Tuesday October 30, 2007

Maybe It's Pitching

In a new study, University of Dayton economists find that baseball teams in large markets can't immediately parlay increased revenues into wins.

A study by two University of Dayton sports economics researchers published in Contemporary Economic Policy found that large-market Major League Baseball teams can't reliably parlay their increased revenue into wins.

Elizabeth Gustafson and the late Larry Hadley found that each additional million people in a team's market area leads to just 0.23 to 1.12 additional wins a season.

"If you are in a bigger city, you should be able to draw more fans and strike bigger media deals," said Gustafson, interim dean of UD's School of Business Administration. "A potentially larger revenue response to increased success, as well as a desire to win, will lead teams to spend more on payrolls, trying to buy wins. We found that, in the short run, spending more on payroll doesn't lead to much more winning."
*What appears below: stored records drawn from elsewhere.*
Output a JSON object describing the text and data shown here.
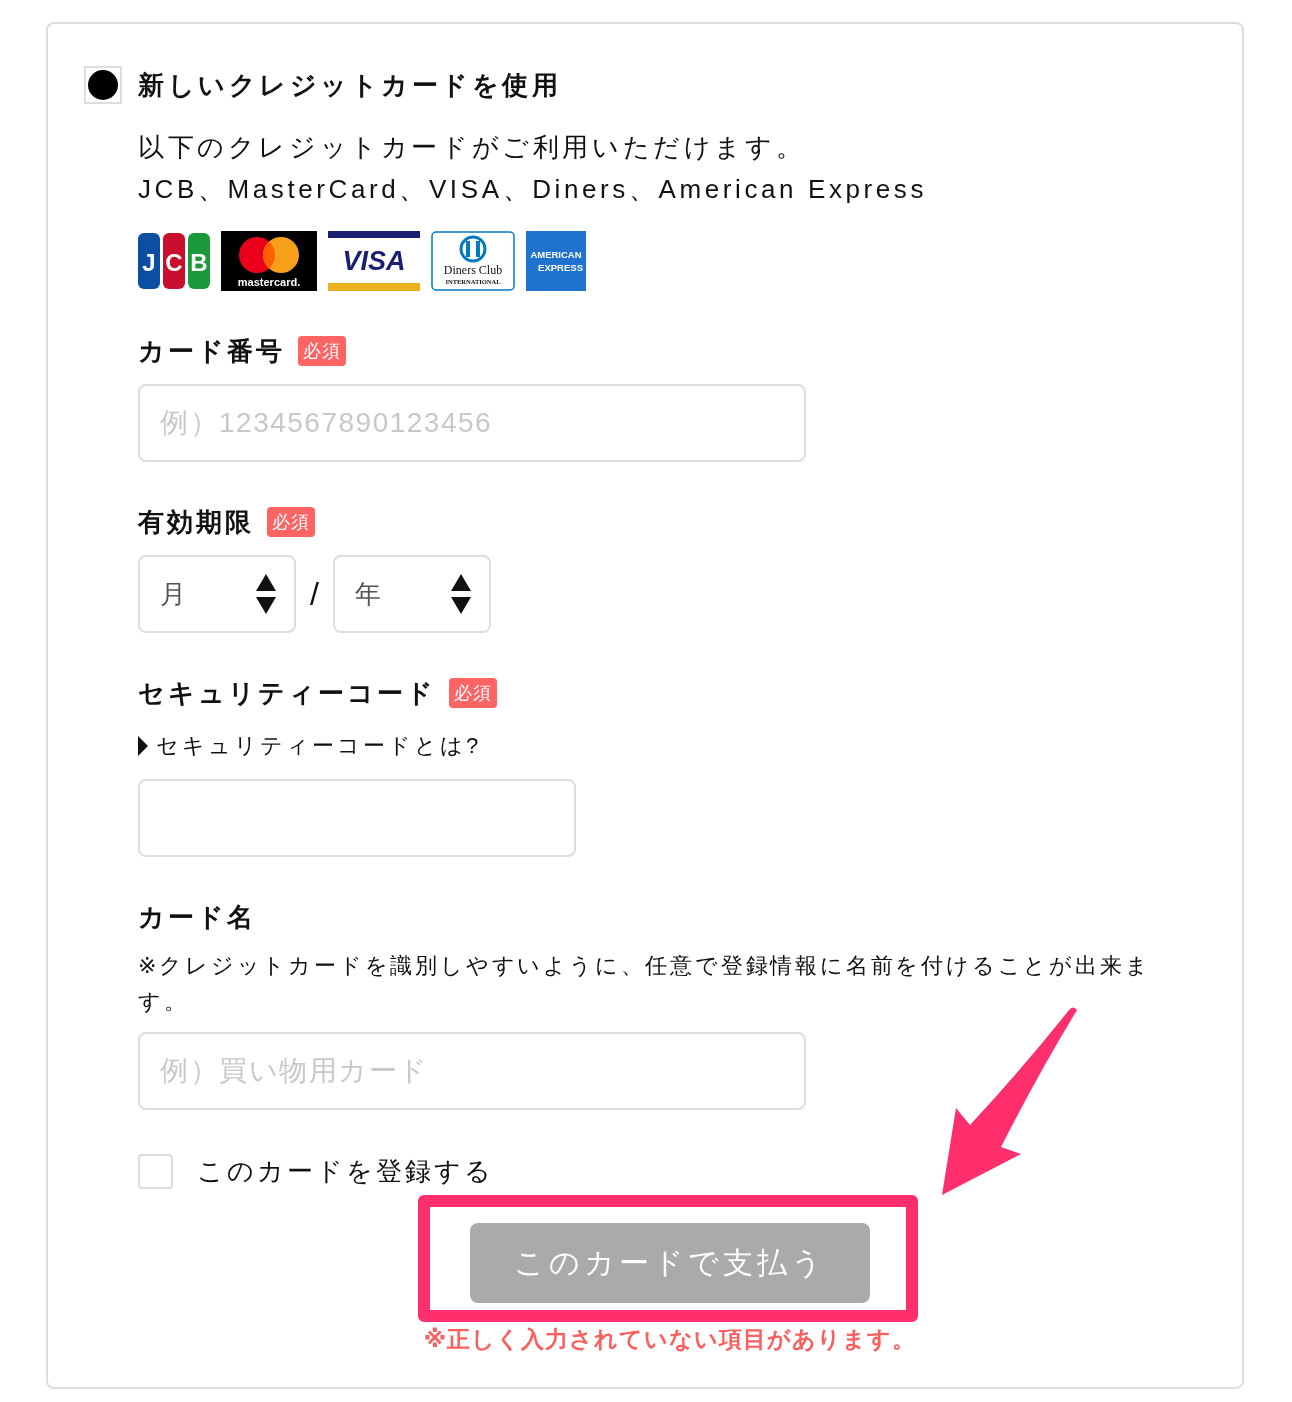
{
  "payment_option": {
    "label": "新しいクレジットカードを使用",
    "selected": true
  },
  "intro": {
    "lines": [
      "以下のクレジットカードがご利用いただけます。",
      "JCB、MasterCard、VISA、Diners、American Express"
    ]
  },
  "card_brands": [
    {
      "kind": "jcb",
      "texts": [
        "JCB"
      ]
    },
    {
      "kind": "mastercard",
      "texts": [
        "mastercard."
      ]
    },
    {
      "kind": "visa",
      "texts": [
        "VISA"
      ]
    },
    {
      "kind": "diners",
      "texts": [
        "Diners Club",
        "INTERNATIONAL"
      ]
    },
    {
      "kind": "amex",
      "texts": [
        "AMERICAN",
        "EXPRESS"
      ]
    }
  ],
  "fields": [
    {
      "kind": "text",
      "label": "カード番号",
      "badge": "必須",
      "placeholder": "例）1234567890123456"
    },
    {
      "kind": "expiry",
      "label": "有効期限",
      "badge": "必須",
      "selects": [
        {
          "value": "月"
        },
        {
          "value": "年"
        }
      ],
      "separator": "/"
    },
    {
      "kind": "code",
      "label": "セキュリティーコード",
      "badge": "必須",
      "link": "セキュリティーコードとは?"
    },
    {
      "kind": "text",
      "label": "カード名",
      "note": "※クレジットカードを識別しやすいように、任意で登録情報に名前を付けることが出来ます。",
      "placeholder": "例）買い物用カード"
    }
  ],
  "save_option": {
    "label": "このカードを登録する",
    "checked": false
  },
  "submit": {
    "label": "このカードで支払う",
    "disabled": true
  },
  "error": "※正しく入力されていない項目があります。"
}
For example, handicapping the American League East standings based on population, the New York Yankees would start the season with, at most, about a 3.5-game lead on the Boston Red Sox, a 6.5-game lead on Toronto, a 7.5-game lead on Baltimore and a 9-game lead on Tampa Bay. Boston won the division, followed by New York, Toronto, Baltimore and Tampa Bay.

Teams sharing a market area evenly split the population for the purpose of the study. The study also took into account Major League Baseball's revenue-sharing agreement.

"We looked into this because of the thought that 'it's all about market size and the little guys don't have a chance,'" Gustafson said. "Population isn't as important to winning as a lot of people think. Only 54 percent of winning percentage is explained by payroll. The rest is because of other random factors. You can't reliably buy wins."

Only two of the divisions, the American League West and the National League Central, were won by the team from the largest market.

The Milwaukee Brewers, the smallest market according to the study, led the National League Central for most of the season. The Cleveland Indians, the eighth-smallest market according to the study, won the American League Central.

The Texas Rangers, in the nation's fourth-largest market, finished in the cellar of the American League West. The Los Angeles Dodgers, in the nation's second-largest market, finished next-to-last in the National League West.

The study also found that teams that have a losing season are likely to increase spending more than teams coming off a winning season. As Gustafson puts it, "They will try harder to buy wins."

Gustafson said another study by Andrew Zimbalist, Stephen Hall and Stefan Szymanski showed there is a stronger relationship between average payroll and average winning percentage during a 10-year period.